■ TASK TO CARRY OUT ■
Your response should reproduce every line of the entries that contains the word "screenshot".

■ INFORMATION SHOWN ■
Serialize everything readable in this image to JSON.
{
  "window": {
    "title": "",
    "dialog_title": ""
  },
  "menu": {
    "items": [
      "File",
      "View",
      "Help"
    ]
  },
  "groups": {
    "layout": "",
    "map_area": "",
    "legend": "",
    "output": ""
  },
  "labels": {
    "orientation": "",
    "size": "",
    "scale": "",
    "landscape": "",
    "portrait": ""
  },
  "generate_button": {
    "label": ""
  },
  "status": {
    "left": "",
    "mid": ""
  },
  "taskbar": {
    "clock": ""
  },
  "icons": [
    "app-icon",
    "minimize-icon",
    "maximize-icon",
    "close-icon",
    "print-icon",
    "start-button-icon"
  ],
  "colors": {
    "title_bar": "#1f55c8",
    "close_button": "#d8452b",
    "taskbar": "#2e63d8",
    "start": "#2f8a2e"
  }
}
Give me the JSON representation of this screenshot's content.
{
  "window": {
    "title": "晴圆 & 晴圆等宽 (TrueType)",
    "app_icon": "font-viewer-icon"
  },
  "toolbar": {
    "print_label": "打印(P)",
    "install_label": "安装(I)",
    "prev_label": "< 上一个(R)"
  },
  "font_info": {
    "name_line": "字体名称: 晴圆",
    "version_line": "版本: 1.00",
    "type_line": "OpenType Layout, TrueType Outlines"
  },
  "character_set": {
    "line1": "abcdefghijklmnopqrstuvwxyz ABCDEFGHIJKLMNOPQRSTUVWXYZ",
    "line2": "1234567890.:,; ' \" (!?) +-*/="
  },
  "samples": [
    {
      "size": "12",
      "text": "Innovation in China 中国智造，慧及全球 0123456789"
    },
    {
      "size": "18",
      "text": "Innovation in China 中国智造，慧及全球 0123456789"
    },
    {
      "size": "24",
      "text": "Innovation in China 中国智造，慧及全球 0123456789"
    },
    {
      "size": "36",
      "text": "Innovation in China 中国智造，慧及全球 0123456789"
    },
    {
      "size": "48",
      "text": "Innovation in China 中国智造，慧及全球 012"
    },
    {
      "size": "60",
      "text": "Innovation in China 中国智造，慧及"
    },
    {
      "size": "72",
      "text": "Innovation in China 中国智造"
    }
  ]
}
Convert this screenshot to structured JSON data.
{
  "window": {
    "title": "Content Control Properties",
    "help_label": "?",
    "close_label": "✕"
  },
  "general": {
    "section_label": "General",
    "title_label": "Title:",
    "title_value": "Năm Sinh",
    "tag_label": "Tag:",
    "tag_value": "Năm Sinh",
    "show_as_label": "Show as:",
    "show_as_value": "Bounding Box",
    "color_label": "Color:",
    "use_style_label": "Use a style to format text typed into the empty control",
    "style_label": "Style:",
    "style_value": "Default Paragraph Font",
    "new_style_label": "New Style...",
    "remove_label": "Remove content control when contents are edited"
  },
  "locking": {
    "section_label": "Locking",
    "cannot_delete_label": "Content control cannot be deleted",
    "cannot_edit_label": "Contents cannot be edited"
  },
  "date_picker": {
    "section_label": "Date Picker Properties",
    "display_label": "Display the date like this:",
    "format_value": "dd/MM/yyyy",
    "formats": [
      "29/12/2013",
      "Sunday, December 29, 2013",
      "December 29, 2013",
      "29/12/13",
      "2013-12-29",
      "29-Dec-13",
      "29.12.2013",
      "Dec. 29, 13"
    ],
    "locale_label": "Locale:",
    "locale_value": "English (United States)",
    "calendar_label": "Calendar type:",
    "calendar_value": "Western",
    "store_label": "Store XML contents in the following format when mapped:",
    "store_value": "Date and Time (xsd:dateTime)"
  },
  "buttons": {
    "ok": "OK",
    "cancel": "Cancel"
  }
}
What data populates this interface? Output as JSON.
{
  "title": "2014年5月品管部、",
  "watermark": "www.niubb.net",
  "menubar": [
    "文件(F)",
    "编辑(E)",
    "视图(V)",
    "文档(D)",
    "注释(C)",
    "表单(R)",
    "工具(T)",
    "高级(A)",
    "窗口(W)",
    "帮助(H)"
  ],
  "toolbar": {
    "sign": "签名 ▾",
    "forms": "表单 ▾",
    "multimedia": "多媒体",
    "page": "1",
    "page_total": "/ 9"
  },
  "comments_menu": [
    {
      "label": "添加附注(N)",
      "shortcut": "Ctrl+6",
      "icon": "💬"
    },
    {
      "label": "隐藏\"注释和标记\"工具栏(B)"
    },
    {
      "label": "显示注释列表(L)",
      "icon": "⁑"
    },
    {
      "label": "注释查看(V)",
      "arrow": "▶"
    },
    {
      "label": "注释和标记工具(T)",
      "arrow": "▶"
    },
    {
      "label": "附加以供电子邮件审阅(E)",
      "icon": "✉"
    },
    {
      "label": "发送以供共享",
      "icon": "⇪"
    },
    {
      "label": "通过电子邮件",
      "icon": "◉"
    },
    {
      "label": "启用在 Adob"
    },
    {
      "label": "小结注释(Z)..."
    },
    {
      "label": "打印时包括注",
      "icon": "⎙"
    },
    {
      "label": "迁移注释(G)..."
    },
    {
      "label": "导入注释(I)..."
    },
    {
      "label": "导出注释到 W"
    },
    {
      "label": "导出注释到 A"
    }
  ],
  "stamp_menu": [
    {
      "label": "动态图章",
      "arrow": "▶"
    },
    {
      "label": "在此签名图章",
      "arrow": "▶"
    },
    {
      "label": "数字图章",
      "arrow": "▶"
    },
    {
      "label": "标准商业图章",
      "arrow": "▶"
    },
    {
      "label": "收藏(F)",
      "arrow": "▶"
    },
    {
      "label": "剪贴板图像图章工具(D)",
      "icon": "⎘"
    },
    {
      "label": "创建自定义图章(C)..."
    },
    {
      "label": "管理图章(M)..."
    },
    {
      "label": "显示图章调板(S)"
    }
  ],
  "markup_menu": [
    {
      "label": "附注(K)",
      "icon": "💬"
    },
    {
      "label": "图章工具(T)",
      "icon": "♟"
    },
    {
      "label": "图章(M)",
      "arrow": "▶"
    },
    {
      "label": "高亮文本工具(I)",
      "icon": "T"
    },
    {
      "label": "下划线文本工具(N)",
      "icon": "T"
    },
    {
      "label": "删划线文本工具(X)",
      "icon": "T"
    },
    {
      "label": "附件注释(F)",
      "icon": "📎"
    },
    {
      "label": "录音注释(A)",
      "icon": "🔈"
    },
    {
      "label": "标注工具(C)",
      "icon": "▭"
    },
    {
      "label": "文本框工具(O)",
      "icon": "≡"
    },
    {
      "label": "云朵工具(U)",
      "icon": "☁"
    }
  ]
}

■ RESPONSE TO THE TASK ■
Give me the JSON representation of this screenshot's content.
Convert this screenshot to structured JSON data.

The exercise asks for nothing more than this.